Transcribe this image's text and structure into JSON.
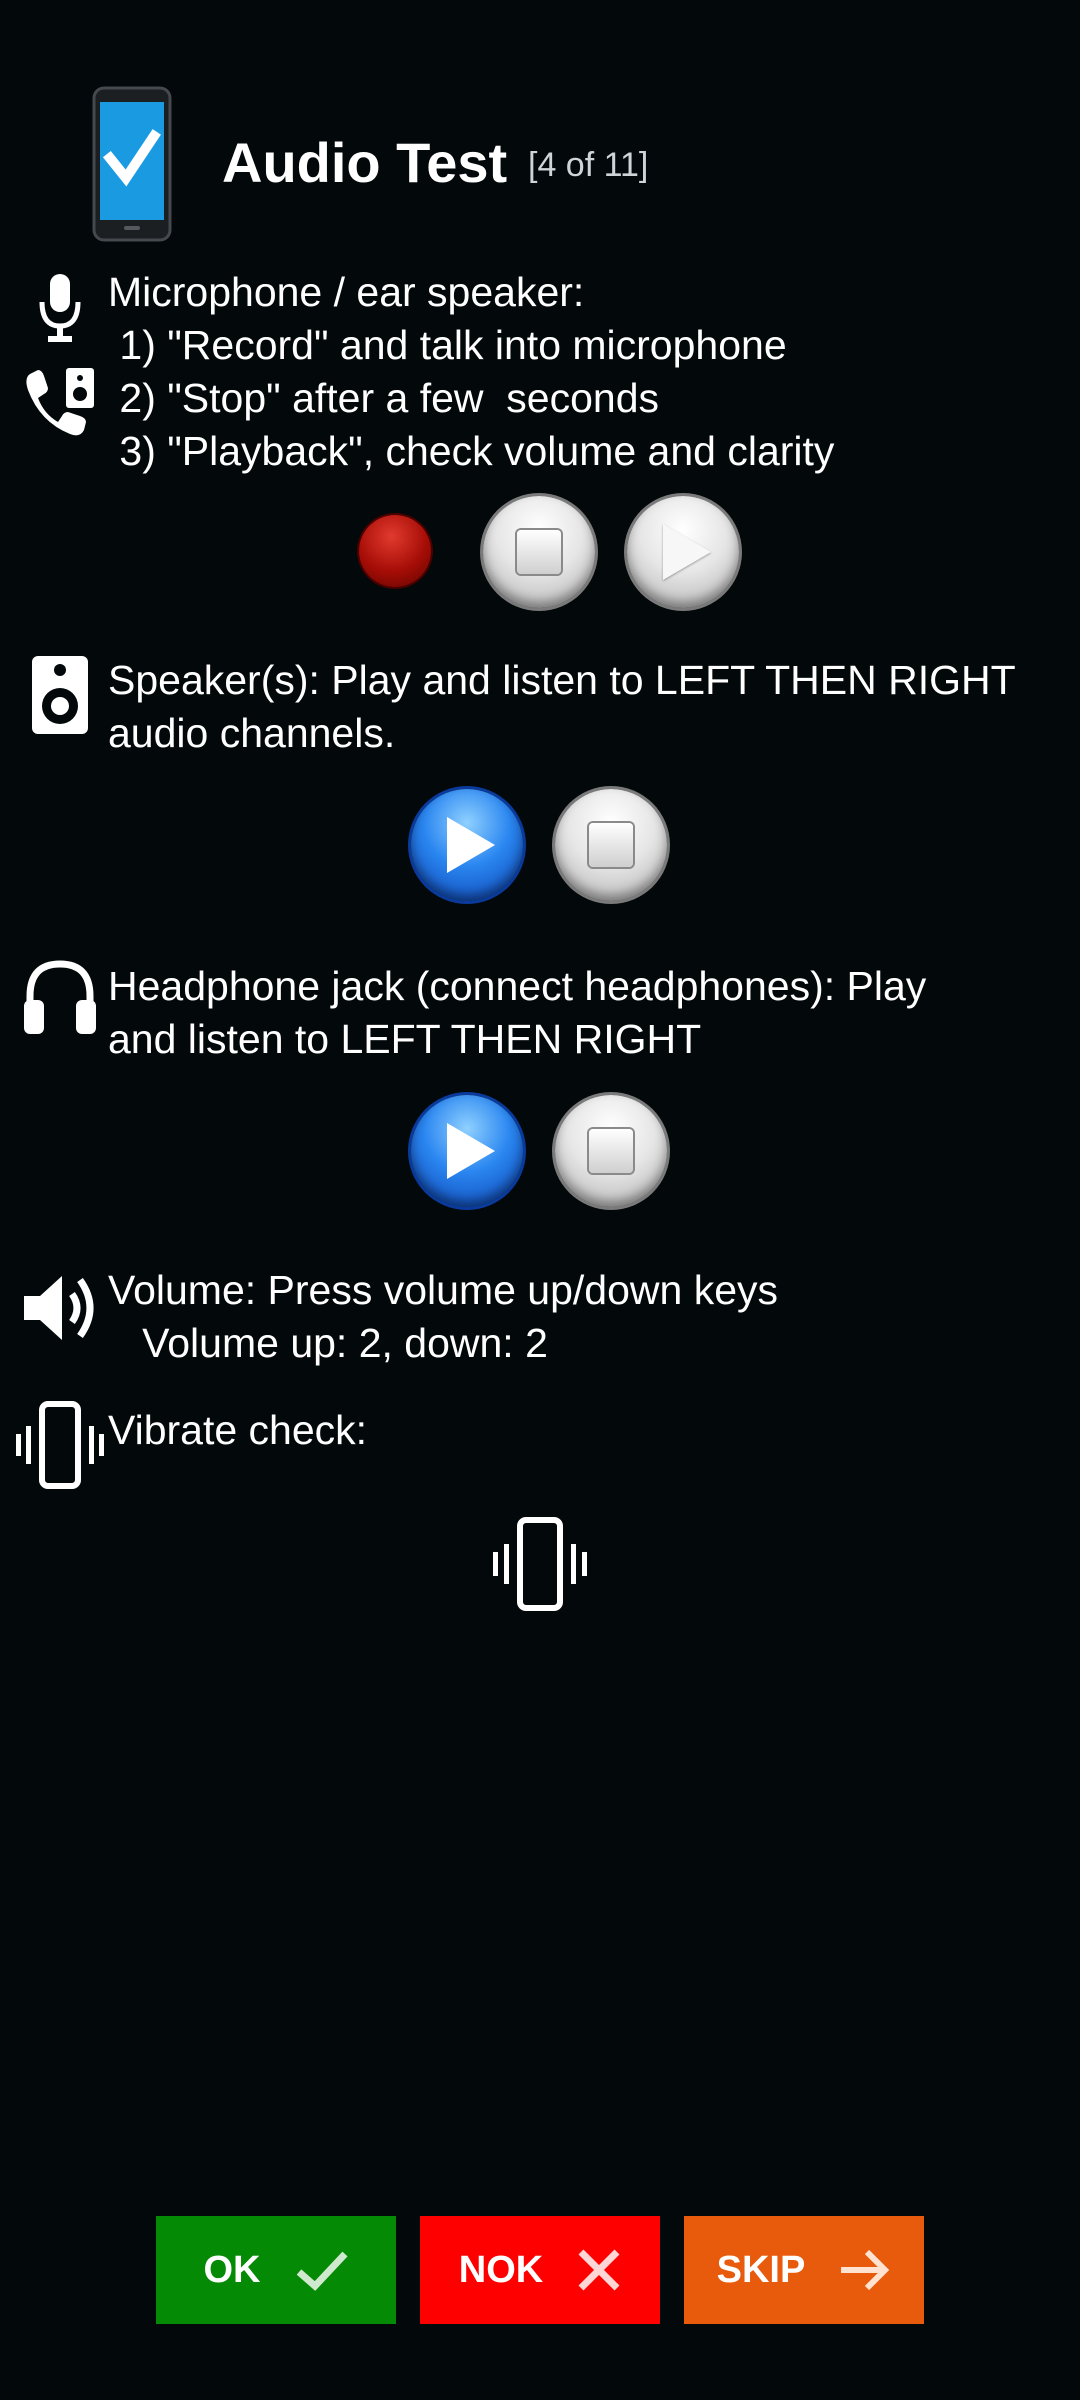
{
  "header": {
    "title": "Audio Test",
    "counter": "[4 of 11]",
    "logo_icon": "phone-check-icon"
  },
  "sections": {
    "microphone": {
      "lines": [
        "Microphone / ear speaker:",
        " 1) \"Record\" and talk into microphone",
        " 2) \"Stop\" after a few  seconds",
        " 3) \"Playback\", check volume and clarity"
      ],
      "icons": [
        "microphone-icon",
        "phone-speaker-icon"
      ],
      "buttons": [
        "record",
        "stop",
        "playback"
      ]
    },
    "speaker": {
      "lines": [
        "Speaker(s): Play and listen to LEFT THEN RIGHT",
        "audio channels."
      ],
      "icon": "speaker-icon",
      "buttons": [
        "play",
        "stop"
      ]
    },
    "headphone": {
      "lines": [
        "Headphone jack (connect headphones): Play",
        "and listen to LEFT THEN RIGHT"
      ],
      "icon": "headphones-icon",
      "buttons": [
        "play",
        "stop"
      ]
    },
    "volume": {
      "lines": [
        "Volume: Press volume up/down keys",
        "   Volume up: 2, down: 2"
      ],
      "icon": "volume-icon"
    },
    "vibrate": {
      "label": "Vibrate check:",
      "icon": "vibrate-icon",
      "button_icon": "vibrate-icon"
    }
  },
  "actions": {
    "ok": {
      "label": "OK",
      "icon": "check-icon",
      "color": "#058a05"
    },
    "nok": {
      "label": "NOK",
      "icon": "close-icon",
      "color": "#ff0000"
    },
    "skip": {
      "label": "SKIP",
      "icon": "arrow-right-icon",
      "color": "#e85a0c"
    }
  },
  "colors": {
    "background": "#03080b",
    "play_blue": "#2a86f0",
    "record_red": "#a50d06"
  }
}
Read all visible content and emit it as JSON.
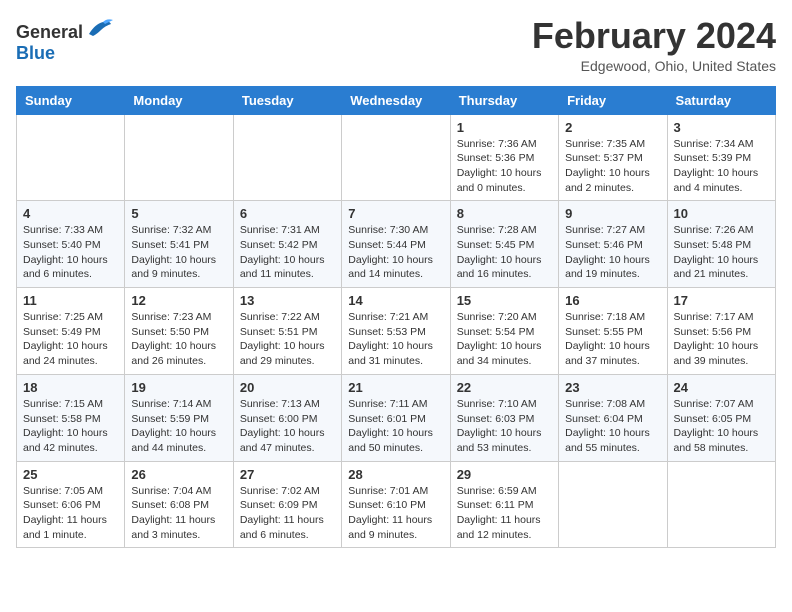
{
  "header": {
    "logo": {
      "text_general": "General",
      "text_blue": "Blue"
    },
    "title": "February 2024",
    "subtitle": "Edgewood, Ohio, United States"
  },
  "calendar": {
    "columns": [
      "Sunday",
      "Monday",
      "Tuesday",
      "Wednesday",
      "Thursday",
      "Friday",
      "Saturday"
    ],
    "rows": [
      [
        {
          "day": "",
          "info": ""
        },
        {
          "day": "",
          "info": ""
        },
        {
          "day": "",
          "info": ""
        },
        {
          "day": "",
          "info": ""
        },
        {
          "day": "1",
          "info": "Sunrise: 7:36 AM\nSunset: 5:36 PM\nDaylight: 10 hours\nand 0 minutes."
        },
        {
          "day": "2",
          "info": "Sunrise: 7:35 AM\nSunset: 5:37 PM\nDaylight: 10 hours\nand 2 minutes."
        },
        {
          "day": "3",
          "info": "Sunrise: 7:34 AM\nSunset: 5:39 PM\nDaylight: 10 hours\nand 4 minutes."
        }
      ],
      [
        {
          "day": "4",
          "info": "Sunrise: 7:33 AM\nSunset: 5:40 PM\nDaylight: 10 hours\nand 6 minutes."
        },
        {
          "day": "5",
          "info": "Sunrise: 7:32 AM\nSunset: 5:41 PM\nDaylight: 10 hours\nand 9 minutes."
        },
        {
          "day": "6",
          "info": "Sunrise: 7:31 AM\nSunset: 5:42 PM\nDaylight: 10 hours\nand 11 minutes."
        },
        {
          "day": "7",
          "info": "Sunrise: 7:30 AM\nSunset: 5:44 PM\nDaylight: 10 hours\nand 14 minutes."
        },
        {
          "day": "8",
          "info": "Sunrise: 7:28 AM\nSunset: 5:45 PM\nDaylight: 10 hours\nand 16 minutes."
        },
        {
          "day": "9",
          "info": "Sunrise: 7:27 AM\nSunset: 5:46 PM\nDaylight: 10 hours\nand 19 minutes."
        },
        {
          "day": "10",
          "info": "Sunrise: 7:26 AM\nSunset: 5:48 PM\nDaylight: 10 hours\nand 21 minutes."
        }
      ],
      [
        {
          "day": "11",
          "info": "Sunrise: 7:25 AM\nSunset: 5:49 PM\nDaylight: 10 hours\nand 24 minutes."
        },
        {
          "day": "12",
          "info": "Sunrise: 7:23 AM\nSunset: 5:50 PM\nDaylight: 10 hours\nand 26 minutes."
        },
        {
          "day": "13",
          "info": "Sunrise: 7:22 AM\nSunset: 5:51 PM\nDaylight: 10 hours\nand 29 minutes."
        },
        {
          "day": "14",
          "info": "Sunrise: 7:21 AM\nSunset: 5:53 PM\nDaylight: 10 hours\nand 31 minutes."
        },
        {
          "day": "15",
          "info": "Sunrise: 7:20 AM\nSunset: 5:54 PM\nDaylight: 10 hours\nand 34 minutes."
        },
        {
          "day": "16",
          "info": "Sunrise: 7:18 AM\nSunset: 5:55 PM\nDaylight: 10 hours\nand 37 minutes."
        },
        {
          "day": "17",
          "info": "Sunrise: 7:17 AM\nSunset: 5:56 PM\nDaylight: 10 hours\nand 39 minutes."
        }
      ],
      [
        {
          "day": "18",
          "info": "Sunrise: 7:15 AM\nSunset: 5:58 PM\nDaylight: 10 hours\nand 42 minutes."
        },
        {
          "day": "19",
          "info": "Sunrise: 7:14 AM\nSunset: 5:59 PM\nDaylight: 10 hours\nand 44 minutes."
        },
        {
          "day": "20",
          "info": "Sunrise: 7:13 AM\nSunset: 6:00 PM\nDaylight: 10 hours\nand 47 minutes."
        },
        {
          "day": "21",
          "info": "Sunrise: 7:11 AM\nSunset: 6:01 PM\nDaylight: 10 hours\nand 50 minutes."
        },
        {
          "day": "22",
          "info": "Sunrise: 7:10 AM\nSunset: 6:03 PM\nDaylight: 10 hours\nand 53 minutes."
        },
        {
          "day": "23",
          "info": "Sunrise: 7:08 AM\nSunset: 6:04 PM\nDaylight: 10 hours\nand 55 minutes."
        },
        {
          "day": "24",
          "info": "Sunrise: 7:07 AM\nSunset: 6:05 PM\nDaylight: 10 hours\nand 58 minutes."
        }
      ],
      [
        {
          "day": "25",
          "info": "Sunrise: 7:05 AM\nSunset: 6:06 PM\nDaylight: 11 hours\nand 1 minute."
        },
        {
          "day": "26",
          "info": "Sunrise: 7:04 AM\nSunset: 6:08 PM\nDaylight: 11 hours\nand 3 minutes."
        },
        {
          "day": "27",
          "info": "Sunrise: 7:02 AM\nSunset: 6:09 PM\nDaylight: 11 hours\nand 6 minutes."
        },
        {
          "day": "28",
          "info": "Sunrise: 7:01 AM\nSunset: 6:10 PM\nDaylight: 11 hours\nand 9 minutes."
        },
        {
          "day": "29",
          "info": "Sunrise: 6:59 AM\nSunset: 6:11 PM\nDaylight: 11 hours\nand 12 minutes."
        },
        {
          "day": "",
          "info": ""
        },
        {
          "day": "",
          "info": ""
        }
      ]
    ]
  }
}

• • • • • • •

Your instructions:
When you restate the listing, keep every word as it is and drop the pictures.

Result:
Transcribe this image's text and structure into JSON.
{
  "header": {
    "title": "Audio Test",
    "counter": "[4 of 11]",
    "logo_icon": "phone-check-icon"
  },
  "sections": {
    "microphone": {
      "lines": [
        "Microphone / ear speaker:",
        " 1) \"Record\" and talk into microphone",
        " 2) \"Stop\" after a few  seconds",
        " 3) \"Playback\", check volume and clarity"
      ],
      "icons": [
        "microphone-icon",
        "phone-speaker-icon"
      ],
      "buttons": [
        "record",
        "stop",
        "playback"
      ]
    },
    "speaker": {
      "lines": [
        "Speaker(s): Play and listen to LEFT THEN RIGHT",
        "audio channels."
      ],
      "icon": "speaker-icon",
      "buttons": [
        "play",
        "stop"
      ]
    },
    "headphone": {
      "lines": [
        "Headphone jack (connect headphones): Play",
        "and listen to LEFT THEN RIGHT"
      ],
      "icon": "headphones-icon",
      "buttons": [
        "play",
        "stop"
      ]
    },
    "volume": {
      "lines": [
        "Volume: Press volume up/down keys",
        "   Volume up: 2, down: 2"
      ],
      "icon": "volume-icon"
    },
    "vibrate": {
      "label": "Vibrate check:",
      "icon": "vibrate-icon",
      "button_icon": "vibrate-icon"
    }
  },
  "actions": {
    "ok": {
      "label": "OK",
      "icon": "check-icon",
      "color": "#058a05"
    },
    "nok": {
      "label": "NOK",
      "icon": "close-icon",
      "color": "#ff0000"
    },
    "skip": {
      "label": "SKIP",
      "icon": "arrow-right-icon",
      "color": "#e85a0c"
    }
  },
  "colors": {
    "background": "#03080b",
    "play_blue": "#2a86f0",
    "record_red": "#a50d06"
  }
}
Read all visible content and emit it as JSON.
{
  "header": {
    "logo": {
      "text_general": "General",
      "text_blue": "Blue"
    },
    "title": "February 2024",
    "subtitle": "Edgewood, Ohio, United States"
  },
  "calendar": {
    "columns": [
      "Sunday",
      "Monday",
      "Tuesday",
      "Wednesday",
      "Thursday",
      "Friday",
      "Saturday"
    ],
    "rows": [
      [
        {
          "day": "",
          "info": ""
        },
        {
          "day": "",
          "info": ""
        },
        {
          "day": "",
          "info": ""
        },
        {
          "day": "",
          "info": ""
        },
        {
          "day": "1",
          "info": "Sunrise: 7:36 AM\nSunset: 5:36 PM\nDaylight: 10 hours\nand 0 minutes."
        },
        {
          "day": "2",
          "info": "Sunrise: 7:35 AM\nSunset: 5:37 PM\nDaylight: 10 hours\nand 2 minutes."
        },
        {
          "day": "3",
          "info": "Sunrise: 7:34 AM\nSunset: 5:39 PM\nDaylight: 10 hours\nand 4 minutes."
        }
      ],
      [
        {
          "day": "4",
          "info": "Sunrise: 7:33 AM\nSunset: 5:40 PM\nDaylight: 10 hours\nand 6 minutes."
        },
        {
          "day": "5",
          "info": "Sunrise: 7:32 AM\nSunset: 5:41 PM\nDaylight: 10 hours\nand 9 minutes."
        },
        {
          "day": "6",
          "info": "Sunrise: 7:31 AM\nSunset: 5:42 PM\nDaylight: 10 hours\nand 11 minutes."
        },
        {
          "day": "7",
          "info": "Sunrise: 7:30 AM\nSunset: 5:44 PM\nDaylight: 10 hours\nand 14 minutes."
        },
        {
          "day": "8",
          "info": "Sunrise: 7:28 AM\nSunset: 5:45 PM\nDaylight: 10 hours\nand 16 minutes."
        },
        {
          "day": "9",
          "info": "Sunrise: 7:27 AM\nSunset: 5:46 PM\nDaylight: 10 hours\nand 19 minutes."
        },
        {
          "day": "10",
          "info": "Sunrise: 7:26 AM\nSunset: 5:48 PM\nDaylight: 10 hours\nand 21 minutes."
        }
      ],
      [
        {
          "day": "11",
          "info": "Sunrise: 7:25 AM\nSunset: 5:49 PM\nDaylight: 10 hours\nand 24 minutes."
        },
        {
          "day": "12",
          "info": "Sunrise: 7:23 AM\nSunset: 5:50 PM\nDaylight: 10 hours\nand 26 minutes."
        },
        {
          "day": "13",
          "info": "Sunrise: 7:22 AM\nSunset: 5:51 PM\nDaylight: 10 hours\nand 29 minutes."
        },
        {
          "day": "14",
          "info": "Sunrise: 7:21 AM\nSunset: 5:53 PM\nDaylight: 10 hours\nand 31 minutes."
        },
        {
          "day": "15",
          "info": "Sunrise: 7:20 AM\nSunset: 5:54 PM\nDaylight: 10 hours\nand 34 minutes."
        },
        {
          "day": "16",
          "info": "Sunrise: 7:18 AM\nSunset: 5:55 PM\nDaylight: 10 hours\nand 37 minutes."
        },
        {
          "day": "17",
          "info": "Sunrise: 7:17 AM\nSunset: 5:56 PM\nDaylight: 10 hours\nand 39 minutes."
        }
      ],
      [
        {
          "day": "18",
          "info": "Sunrise: 7:15 AM\nSunset: 5:58 PM\nDaylight: 10 hours\nand 42 minutes."
        },
        {
          "day": "19",
          "info": "Sunrise: 7:14 AM\nSunset: 5:59 PM\nDaylight: 10 hours\nand 44 minutes."
        },
        {
          "day": "20",
          "info": "Sunrise: 7:13 AM\nSunset: 6:00 PM\nDaylight: 10 hours\nand 47 minutes."
        },
        {
          "day": "21",
          "info": "Sunrise: 7:11 AM\nSunset: 6:01 PM\nDaylight: 10 hours\nand 50 minutes."
        },
        {
          "day": "22",
          "info": "Sunrise: 7:10 AM\nSunset: 6:03 PM\nDaylight: 10 hours\nand 53 minutes."
        },
        {
          "day": "23",
          "info": "Sunrise: 7:08 AM\nSunset: 6:04 PM\nDaylight: 10 hours\nand 55 minutes."
        },
        {
          "day": "24",
          "info": "Sunrise: 7:07 AM\nSunset: 6:05 PM\nDaylight: 10 hours\nand 58 minutes."
        }
      ],
      [
        {
          "day": "25",
          "info": "Sunrise: 7:05 AM\nSunset: 6:06 PM\nDaylight: 11 hours\nand 1 minute."
        },
        {
          "day": "26",
          "info": "Sunrise: 7:04 AM\nSunset: 6:08 PM\nDaylight: 11 hours\nand 3 minutes."
        },
        {
          "day": "27",
          "info": "Sunrise: 7:02 AM\nSunset: 6:09 PM\nDaylight: 11 hours\nand 6 minutes."
        },
        {
          "day": "28",
          "info": "Sunrise: 7:01 AM\nSunset: 6:10 PM\nDaylight: 11 hours\nand 9 minutes."
        },
        {
          "day": "29",
          "info": "Sunrise: 6:59 AM\nSunset: 6:11 PM\nDaylight: 11 hours\nand 12 minutes."
        },
        {
          "day": "",
          "info": ""
        },
        {
          "day": "",
          "info": ""
        }
      ]
    ]
  }
}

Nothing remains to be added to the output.